**Assignment**
From the first entry to the last, copy each one exactly.

>>>

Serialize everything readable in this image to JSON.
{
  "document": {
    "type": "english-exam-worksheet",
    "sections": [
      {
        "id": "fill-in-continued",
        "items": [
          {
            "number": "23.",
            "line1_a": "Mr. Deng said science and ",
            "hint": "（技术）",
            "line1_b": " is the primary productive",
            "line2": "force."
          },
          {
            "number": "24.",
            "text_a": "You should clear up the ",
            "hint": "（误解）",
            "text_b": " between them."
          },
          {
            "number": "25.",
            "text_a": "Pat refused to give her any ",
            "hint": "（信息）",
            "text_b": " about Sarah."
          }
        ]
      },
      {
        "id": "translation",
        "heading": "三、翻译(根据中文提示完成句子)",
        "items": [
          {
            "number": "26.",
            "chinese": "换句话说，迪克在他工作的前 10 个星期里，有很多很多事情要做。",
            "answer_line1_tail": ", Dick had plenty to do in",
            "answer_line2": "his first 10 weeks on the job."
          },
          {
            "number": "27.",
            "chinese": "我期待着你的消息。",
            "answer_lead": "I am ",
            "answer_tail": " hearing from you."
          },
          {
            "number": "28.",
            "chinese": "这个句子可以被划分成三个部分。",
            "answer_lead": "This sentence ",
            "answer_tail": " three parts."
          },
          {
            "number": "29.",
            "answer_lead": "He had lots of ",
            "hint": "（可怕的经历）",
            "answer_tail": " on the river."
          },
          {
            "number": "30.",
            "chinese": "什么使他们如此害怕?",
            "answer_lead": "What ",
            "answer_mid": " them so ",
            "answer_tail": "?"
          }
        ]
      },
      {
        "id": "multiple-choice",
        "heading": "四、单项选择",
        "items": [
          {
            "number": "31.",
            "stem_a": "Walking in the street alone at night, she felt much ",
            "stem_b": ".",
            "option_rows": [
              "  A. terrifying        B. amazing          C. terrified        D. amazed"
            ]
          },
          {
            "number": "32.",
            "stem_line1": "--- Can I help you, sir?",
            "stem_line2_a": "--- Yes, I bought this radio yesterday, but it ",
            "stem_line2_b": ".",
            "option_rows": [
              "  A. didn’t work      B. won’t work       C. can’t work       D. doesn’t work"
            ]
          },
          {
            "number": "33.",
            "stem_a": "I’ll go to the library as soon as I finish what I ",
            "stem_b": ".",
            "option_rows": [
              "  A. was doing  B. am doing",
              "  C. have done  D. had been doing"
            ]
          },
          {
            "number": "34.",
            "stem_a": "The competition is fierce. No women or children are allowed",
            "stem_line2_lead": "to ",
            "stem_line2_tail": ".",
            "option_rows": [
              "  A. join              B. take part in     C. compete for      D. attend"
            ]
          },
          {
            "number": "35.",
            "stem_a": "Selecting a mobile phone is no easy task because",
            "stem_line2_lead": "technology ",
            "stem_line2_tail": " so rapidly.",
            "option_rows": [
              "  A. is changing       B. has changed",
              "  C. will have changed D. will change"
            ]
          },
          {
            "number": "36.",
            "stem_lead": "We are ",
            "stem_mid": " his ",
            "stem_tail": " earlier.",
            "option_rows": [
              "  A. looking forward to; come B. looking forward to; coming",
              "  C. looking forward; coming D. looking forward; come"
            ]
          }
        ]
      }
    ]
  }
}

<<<

**Solved problem**
Serialize everything readable in this image to JSON.
{
  "document": {
    "type": "english-exam-worksheet",
    "sections": [
      {
        "id": "fill-in-continued",
        "items": [
          {
            "number": "23.",
            "line1_a": "Mr. Deng said science and ",
            "hint": "（技术）",
            "line1_b": " is the primary productive",
            "line2": "force."
          },
          {
            "number": "24.",
            "text_a": "You should clear up the ",
            "hint": "（误解）",
            "text_b": " between them."
          },
          {
            "number": "25.",
            "text_a": "Pat refused to give her any ",
            "hint": "（信息）",
            "text_b": " about Sarah."
          }
        ]
      },
      {
        "id": "translation",
        "heading": "三、翻译(根据中文提示完成句子)",
        "items": [
          {
            "number": "26.",
            "chinese": "换句话说，迪克在他工作的前 10 个星期里，有很多很多事情要做。",
            "answer_line1_tail": ", Dick had plenty to do in",
            "answer_line2": "his first 10 weeks on the job."
          },
          {
            "number": "27.",
            "chinese": "我期待着你的消息。",
            "answer_lead": "I am ",
            "answer_tail": " hearing from you."
          },
          {
            "number": "28.",
            "chinese": "这个句子可以被划分成三个部分。",
            "answer_lead": "This sentence ",
            "answer_tail": " three parts."
          },
          {
            "number": "29.",
            "answer_lead": "He had lots of ",
            "hint": "（可怕的经历）",
            "answer_tail": " on the river."
          },
          {
            "number": "30.",
            "chinese": "什么使他们如此害怕?",
            "answer_lead": "What ",
            "answer_mid": " them so ",
            "answer_tail": "?"
          }
        ]
      },
      {
        "id": "multiple-choice",
        "heading": "四、单项选择",
        "items": [
          {
            "number": "31.",
            "stem_a": "Walking in the street alone at night, she felt much ",
            "stem_b": ".",
            "option_rows": [
              "  A. terrifying        B. amazing          C. terrified        D. amazed"
            ]
          },
          {
            "number": "32.",
            "stem_line1": "--- Can I help you, sir?",
            "stem_line2_a": "--- Yes, I bought this radio yesterday, but it ",
            "stem_line2_b": ".",
            "option_rows": [
              "  A. didn’t work      B. won’t work       C. can’t work       D. doesn’t work"
            ]
          },
          {
            "number": "33.",
            "stem_a": "I’ll go to the library as soon as I finish what I ",
            "stem_b": ".",
            "option_rows": [
              "  A. was doing  B. am doing",
              "  C. have done  D. had been doing"
            ]
          },
          {
            "number": "34.",
            "stem_a": "The competition is fierce. No women or children are allowed",
            "stem_line2_lead": "to ",
            "stem_line2_tail": ".",
            "option_rows": [
              "  A. join              B. take part in     C. compete for      D. attend"
            ]
          },
          {
            "number": "35.",
            "stem_a": "Selecting a mobile phone is no easy task because",
            "stem_line2_lead": "technology ",
            "stem_line2_tail": " so rapidly.",
            "option_rows": [
              "  A. is changing       B. has changed",
              "  C. will have changed D. will change"
            ]
          },
          {
            "number": "36.",
            "stem_lead": "We are ",
            "stem_mid": " his ",
            "stem_tail": " earlier.",
            "option_rows": [
              "  A. looking forward to; come B. looking forward to; coming",
              "  C. looking forward; coming D. looking forward; come"
            ]
          }
        ]
      }
    ]
  }
}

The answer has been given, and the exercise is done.